Of course, with the digitisation of medical consult, many would be concerned with the security of personal data. In many countries, there are still significant regulatory hurdles to telemedicine including the lack of standards for payment, and questions about whether doctors are licensed to provide medical care in different states or countries.
With the increasing accessibility of information and information-sharing, concerns of confidentiality in telemedicine care and the discretion exercised by healthcare providers in protecting patient data have risen to the forefront - and rightly so. But improvements in encryption technology and the development of standards in care for telemedicine will soon provide patients of telemedicine greater peace of mind.
Additionally, there are technological integration challenges that come with services that supplement the healthcare industry. Infrastructure and scheduling would have to be reworked to accommodate and facilitate telemedicine in existing healthcare facilities.
Some are concerned that drastic changes will be made to the way healthcare facilities operate. However, as telemedicine is being used for non-urgent care, the changes required would not be too invasive.
How should healthcare institutions overcome those obstacles?
High-speed broadband has become more accessible than ever before, with a local high-speed internet penetration rate of 94.3 percent. This makes Singapore a good testbed for telemedicine. Coupled with the government's strong push in turning Singapore into a smart nation, healthcare institutions would be greatly incentivised to find innovative solutions to obstacles in connectivity.
With security as one of the major concerns of telemedicine, many telecommunication software providers have increasingly been exploring encryption options to protect their users from potential information exposure. Healthcare institutions should also continue to work with regulatory agencies and legislative bodies to enact and improve upon standards in telemedicine and impose guidelines on telemedicine providers.
Healthcare providers can also adopt telemedicine on a trial basis for a start. This would allow them to ease into the provision of telemedicine on a larger scale and work out the teething problems that could arise from it. As with every other adaption to new ideas, time is all it takes for things to catch on and be integrated into the way we do things.
How do you foresee the healthcare and medical insurance providers changing due to video?

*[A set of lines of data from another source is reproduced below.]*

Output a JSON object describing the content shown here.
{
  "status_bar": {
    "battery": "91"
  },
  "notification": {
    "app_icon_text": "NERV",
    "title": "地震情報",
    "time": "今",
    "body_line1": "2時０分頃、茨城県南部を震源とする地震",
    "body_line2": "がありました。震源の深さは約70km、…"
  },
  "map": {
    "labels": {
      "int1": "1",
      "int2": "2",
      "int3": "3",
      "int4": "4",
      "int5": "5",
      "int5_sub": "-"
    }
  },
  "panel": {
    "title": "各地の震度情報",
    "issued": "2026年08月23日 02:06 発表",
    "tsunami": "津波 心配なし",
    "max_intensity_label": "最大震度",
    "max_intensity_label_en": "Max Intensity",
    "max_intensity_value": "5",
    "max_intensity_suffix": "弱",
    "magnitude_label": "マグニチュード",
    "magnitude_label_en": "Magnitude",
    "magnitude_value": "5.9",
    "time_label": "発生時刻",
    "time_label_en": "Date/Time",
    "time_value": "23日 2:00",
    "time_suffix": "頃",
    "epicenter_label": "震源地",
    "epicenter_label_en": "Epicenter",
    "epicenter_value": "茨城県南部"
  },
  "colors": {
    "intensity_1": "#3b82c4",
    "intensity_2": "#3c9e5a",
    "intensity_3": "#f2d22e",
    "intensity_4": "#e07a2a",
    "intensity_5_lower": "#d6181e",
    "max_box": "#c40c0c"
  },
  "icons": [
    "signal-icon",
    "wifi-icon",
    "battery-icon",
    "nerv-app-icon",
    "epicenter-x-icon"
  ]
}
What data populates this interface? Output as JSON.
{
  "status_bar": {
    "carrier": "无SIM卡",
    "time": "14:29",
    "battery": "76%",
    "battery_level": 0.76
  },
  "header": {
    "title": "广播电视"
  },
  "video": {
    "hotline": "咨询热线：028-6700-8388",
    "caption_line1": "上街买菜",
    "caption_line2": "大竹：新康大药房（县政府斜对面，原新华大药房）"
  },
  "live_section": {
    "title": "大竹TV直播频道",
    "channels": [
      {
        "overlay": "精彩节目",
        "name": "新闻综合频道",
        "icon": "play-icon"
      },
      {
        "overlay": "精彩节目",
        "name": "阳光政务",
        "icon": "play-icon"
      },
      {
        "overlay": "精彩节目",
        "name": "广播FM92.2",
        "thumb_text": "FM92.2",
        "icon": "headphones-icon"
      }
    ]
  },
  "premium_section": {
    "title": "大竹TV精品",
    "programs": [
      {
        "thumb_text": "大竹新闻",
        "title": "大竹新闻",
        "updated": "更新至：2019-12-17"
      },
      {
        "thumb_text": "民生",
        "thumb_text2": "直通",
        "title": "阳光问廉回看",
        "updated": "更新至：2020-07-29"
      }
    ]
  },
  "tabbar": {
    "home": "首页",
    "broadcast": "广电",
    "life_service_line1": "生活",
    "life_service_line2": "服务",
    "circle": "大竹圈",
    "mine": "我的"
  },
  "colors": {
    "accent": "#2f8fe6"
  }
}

The inclusion of quality video conferencing in telemedicine will allow medical professionals to provide a corresponding greater quality to patients in need.
One example is telestroke. When a person has a stroke, there is a very short time frame (three hours) during which the drug tPA can be administered, which in many cases completely reverses the effect of a stroke.
In order to properly diagnose a stroke, the physician - usually a neurologist - must complete a specific assessment, and this assessment can easily be performed via video. This timely diagnosis and drug administration could mean the difference between a full recovery and struggling with the lifelong effects of a stroke, or even between life and death.
Even in the case of day-to-day treatment, telemedicine shows great potential in reducing the effects of various concerns in our local healthcare system, which would typically lead to better outcomes for both the patient and healthcare provider. As such, it would be safe to say that it is in the best interest of all parties involved to accommodate video conferencing in telemedicine treatment.
Medical insurance providers have been confronted with finding new ways to go about processing telemedicine services. In view of the digital disruption in healthcare, insurance companies have begun to embrace the financial value of including telemedicine in their host of offerings and are working toward solutions and standards that include telemedicine when crafting policy coverage.
The increasing levels of adoption of telemedicine around the world will eventually force the insurance industry to embrace the digital disruption that it has avoided for so long.